Although left-wing and a pacifist, Bonvi was fascinated by war and built up immense knowledge about Nazi Germany’s uniforms, weapons and equipment, which he depicted faithfully in his illustrations. The cartoons satirised military life and the Nazis themselves, providing him with an endless source of comic and surreal situations.

Bonvi's characters first appeared in 1968 in the Paese Sera newspaper
Bonvi's characters first appeared in
1968 in the Paese Sera newspaper
Bonvi also created the character Nick Carter, a comic detective, who later featured in a play, two films and a number of television cartoons.

In the 1980s, Bonvi became a member of Bologna City Council and founded a publishing house and monthly magazine in the city.

He was killed in 1995 in Bologna when he was struck by a car while crossing a road on his way to the television studios. He was due to appear on a show hosted by DJ and TV personality Red Ronnie and it was believed he intended to appeal for financial assistance for a friend, a Bolognese cartoonist, who was unable to work because he was dying of cancer.

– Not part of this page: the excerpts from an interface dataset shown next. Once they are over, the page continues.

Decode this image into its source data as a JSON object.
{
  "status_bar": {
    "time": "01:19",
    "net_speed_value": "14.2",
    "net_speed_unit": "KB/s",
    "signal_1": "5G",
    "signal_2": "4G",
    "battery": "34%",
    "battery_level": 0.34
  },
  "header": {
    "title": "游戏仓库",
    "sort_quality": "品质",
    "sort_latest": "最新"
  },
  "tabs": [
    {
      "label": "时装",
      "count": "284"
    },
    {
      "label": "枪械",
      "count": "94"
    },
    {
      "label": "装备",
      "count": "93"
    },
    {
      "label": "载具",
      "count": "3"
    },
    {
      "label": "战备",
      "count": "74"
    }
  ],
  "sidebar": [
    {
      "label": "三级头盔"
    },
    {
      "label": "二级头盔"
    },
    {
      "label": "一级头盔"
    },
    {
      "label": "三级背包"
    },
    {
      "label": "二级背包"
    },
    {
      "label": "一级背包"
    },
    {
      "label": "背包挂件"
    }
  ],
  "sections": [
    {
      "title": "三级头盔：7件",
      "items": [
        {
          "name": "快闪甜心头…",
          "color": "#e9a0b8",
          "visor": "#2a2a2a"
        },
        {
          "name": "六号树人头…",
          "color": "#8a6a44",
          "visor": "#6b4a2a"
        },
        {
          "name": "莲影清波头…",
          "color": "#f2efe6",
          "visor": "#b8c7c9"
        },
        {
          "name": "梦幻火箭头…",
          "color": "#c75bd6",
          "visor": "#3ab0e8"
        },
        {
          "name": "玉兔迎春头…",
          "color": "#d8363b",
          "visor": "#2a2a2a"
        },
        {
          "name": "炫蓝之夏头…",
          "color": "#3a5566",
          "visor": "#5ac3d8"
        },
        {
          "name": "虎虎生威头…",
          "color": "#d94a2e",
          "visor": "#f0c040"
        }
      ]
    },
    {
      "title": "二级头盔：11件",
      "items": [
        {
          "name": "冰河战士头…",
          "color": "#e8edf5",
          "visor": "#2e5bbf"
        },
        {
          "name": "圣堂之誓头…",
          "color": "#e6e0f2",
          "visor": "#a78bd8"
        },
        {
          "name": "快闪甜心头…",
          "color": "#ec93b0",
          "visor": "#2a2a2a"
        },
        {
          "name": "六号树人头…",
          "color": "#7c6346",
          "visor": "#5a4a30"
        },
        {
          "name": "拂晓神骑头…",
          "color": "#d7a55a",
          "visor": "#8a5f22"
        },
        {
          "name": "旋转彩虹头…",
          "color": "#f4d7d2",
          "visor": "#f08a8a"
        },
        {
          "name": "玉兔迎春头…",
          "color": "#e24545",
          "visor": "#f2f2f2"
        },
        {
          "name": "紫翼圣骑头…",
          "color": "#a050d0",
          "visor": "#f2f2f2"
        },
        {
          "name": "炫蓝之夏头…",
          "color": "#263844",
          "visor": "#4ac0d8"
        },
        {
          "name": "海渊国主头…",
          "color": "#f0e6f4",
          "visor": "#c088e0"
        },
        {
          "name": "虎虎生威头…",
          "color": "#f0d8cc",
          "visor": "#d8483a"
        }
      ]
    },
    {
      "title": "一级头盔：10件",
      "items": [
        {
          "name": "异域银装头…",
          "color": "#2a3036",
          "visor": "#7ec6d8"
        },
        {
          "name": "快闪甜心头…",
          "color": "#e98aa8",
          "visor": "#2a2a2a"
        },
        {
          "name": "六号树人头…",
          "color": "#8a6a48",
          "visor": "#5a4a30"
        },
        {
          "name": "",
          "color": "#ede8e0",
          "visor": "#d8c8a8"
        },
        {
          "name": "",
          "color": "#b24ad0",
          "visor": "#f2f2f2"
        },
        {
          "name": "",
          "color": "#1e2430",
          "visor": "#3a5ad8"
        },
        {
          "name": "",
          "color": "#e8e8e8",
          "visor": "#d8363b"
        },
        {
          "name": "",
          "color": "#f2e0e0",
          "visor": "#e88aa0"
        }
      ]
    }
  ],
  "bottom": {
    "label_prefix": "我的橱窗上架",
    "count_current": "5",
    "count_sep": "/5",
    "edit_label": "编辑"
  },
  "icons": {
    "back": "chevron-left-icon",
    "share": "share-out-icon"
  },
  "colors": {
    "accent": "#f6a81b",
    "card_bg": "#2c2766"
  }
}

A plate of Parma's famous prosciutto
A plate of Parma's famous prosciutto
Travel tip:

Franco Bonvicini could have been born in either Parma or Modena, cities that are about 60 km apart in Emilia-Romagna. Parma is famous for producing Prosciutto di Parma, a type of cured ham, and Parmigiano Reggiano, a hard cheese. Modena for Cotechino Modena, a type of sausage, and aceto balsamico di Modena, a high quality balsamic vinegar made from grape must.

Bologna's best food shops can be found in the Quadrilatero
Bologna's best food shops can be found in the Quadrilatero
Travel tip:

Bologna, where Franco Bonvicini lived in later life, is known by Italians as La Grassa, the fat one, because of its rich culinary traditions. It is the home of the world’s most famous pasta dish, tagliatelle Bolognese, long strips of pasta served with a rich meat sauce. The best traditional food shops in the city can be found in the area known as the Quadrilatero, which is bordered by Piazza Maggiore, Via Rizzoli, Via Castiglione and Via Farini.

More reading:

How Benito Jacovitti became Italy's favourite cartoonist

Hugo Pratt, the Rimini-born creator of comic book character Corto Maltese

How comic actor Sergio Tòfano invented comic cartoon favourite Signor Bonaventura

Also on this day:

1425: The birth of Bianca Maria Visconti, the Milanese Duchess who led her army into battle

1675: The birth of intellectual leader Pope Benedict XIV